Don’t Let Their Dreams Remain Dreams
“One! Two!” said Swathy, one of the four Teach For India Fellows who works at the Karmaveer Bhaurao Patil English School in Sion. “Eyes on you!” roared the 40 seventh graders, over the patter of the Mumbai monsoons.
Swathy introduced the two other interns from the Communications Team, and me, to the class and gestured for us to take over. All eyes, indeed, were on us. The kids were nothing short of ecstatic to see new faces in their usual classroom, and gazed at us expectantly. We were there to conduct a session for them on the choices they would have to make in the tenth grade – between the streams of commerce, humanities, and science – and how it ties into what they would like to pursue further.
To make the session fun, we devised a quick activity for the kids. We told them to hand in two chits of paper each. On one, they were to write what they were currently interested in – hobbies, subjects and sports. On the other, they were asked to write what they see themselves doing in the future – their goals. The purpose of the exercise was for them to be able to visualize how to connect the interests on one chit to possible career goals on the other. We were giving out instructions while the kids scrambled for stationery and paper. In the midst of this clamour, one hand shot up, eagerly waving to catch our attention.
When I called on him, he stood up and asked, in all innocence: “Didi, can we have two dreams?” That’s when the reality of the situation sunk in. This three-hour school visit was only one part of our internship; and yet here was a child on the brink of adolescence, asking my opinion on the magnitude of his aspirations.
A boy who, like his classmates, trudged through narrow waterlogged streets to get to school every morning. A school that is bursting at the seams trying to accommodate their benches and tiffin boxes and ambitions.
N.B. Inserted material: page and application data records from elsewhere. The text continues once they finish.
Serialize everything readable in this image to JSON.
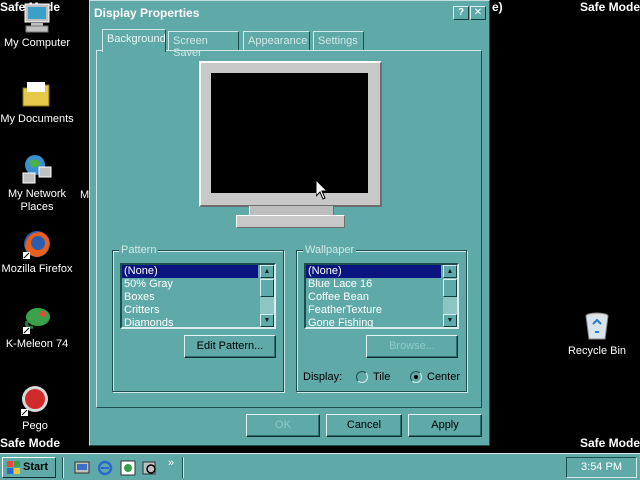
{
  "desktop": {
    "safe_mode_label": "Safe Mode",
    "partial_label_right": "e)",
    "partial_label_left": "M",
    "icons": [
      {
        "label": "My Computer",
        "icon": "computer-icon"
      },
      {
        "label": "My Documents",
        "icon": "folder-icon"
      },
      {
        "label": "My Network Places",
        "icon": "network-icon"
      },
      {
        "label": "Mozilla Firefox",
        "icon": "firefox-icon"
      },
      {
        "label": "K-Meleon 74",
        "icon": "kmeleon-icon"
      },
      {
        "label": "Pego",
        "icon": "pego-icon"
      },
      {
        "label": "Recycle Bin",
        "icon": "recycle-bin-icon"
      }
    ]
  },
  "dialog": {
    "title": "Display Properties",
    "help_glyph": "?",
    "close_glyph": "✕",
    "tabs": [
      "Background",
      "Screen Saver",
      "Appearance",
      "Settings"
    ],
    "pattern": {
      "label": "Pattern",
      "items": [
        "(None)",
        "50% Gray",
        "Boxes",
        "Critters",
        "Diamonds"
      ],
      "selected": "(None)",
      "edit_button": "Edit Pattern..."
    },
    "wallpaper": {
      "label": "Wallpaper",
      "items": [
        "(None)",
        "Blue Lace 16",
        "Coffee Bean",
        "FeatherTexture",
        "Gone Fishing"
      ],
      "selected": "(None)",
      "browse_button": "Browse...",
      "display_label": "Display:",
      "display_options": [
        "Tile",
        "Center"
      ],
      "display_selected": "Center"
    },
    "buttons": {
      "ok": "OK",
      "cancel": "Cancel",
      "apply": "Apply"
    }
  },
  "taskbar": {
    "start_label": "Start",
    "clock": "3:54 PM",
    "chevron": "»"
  },
  "colors": {
    "window": "#5fa9a8",
    "selection": "#0b1580",
    "desktop": "#000000"
  }
}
“You can have as many dreams as you want,” replied Lavish, a fellow intern. The three of us took turns describing to them the subjects they would get to explore depending on the streams they chose, and the professions it would lead the way to. For every sentence we spoke, a few hands would go up, asking us what they should do to become lawyers, doctors, professional footballers, musicians, architects, DJs, engineers, and artists. We weren’t able to answer each question in as much depth as we would have liked, and that only made me yearn for more – more time, and more people to help these children navigate through the next few years.
The amount of time and work we as interns have dedicated to Teach For India is but a blip in the larger structure of Fellows, Alumni and Staff that work for the futures of these kids. And yet, there are many children in many classrooms who might not have a didi or bhaiya to help them figure out their dreams. So the responsibility, I think, rests on all of us – to do whatever little we can, in however many ways we know, and join the movement.
One. Two. Eyes on you.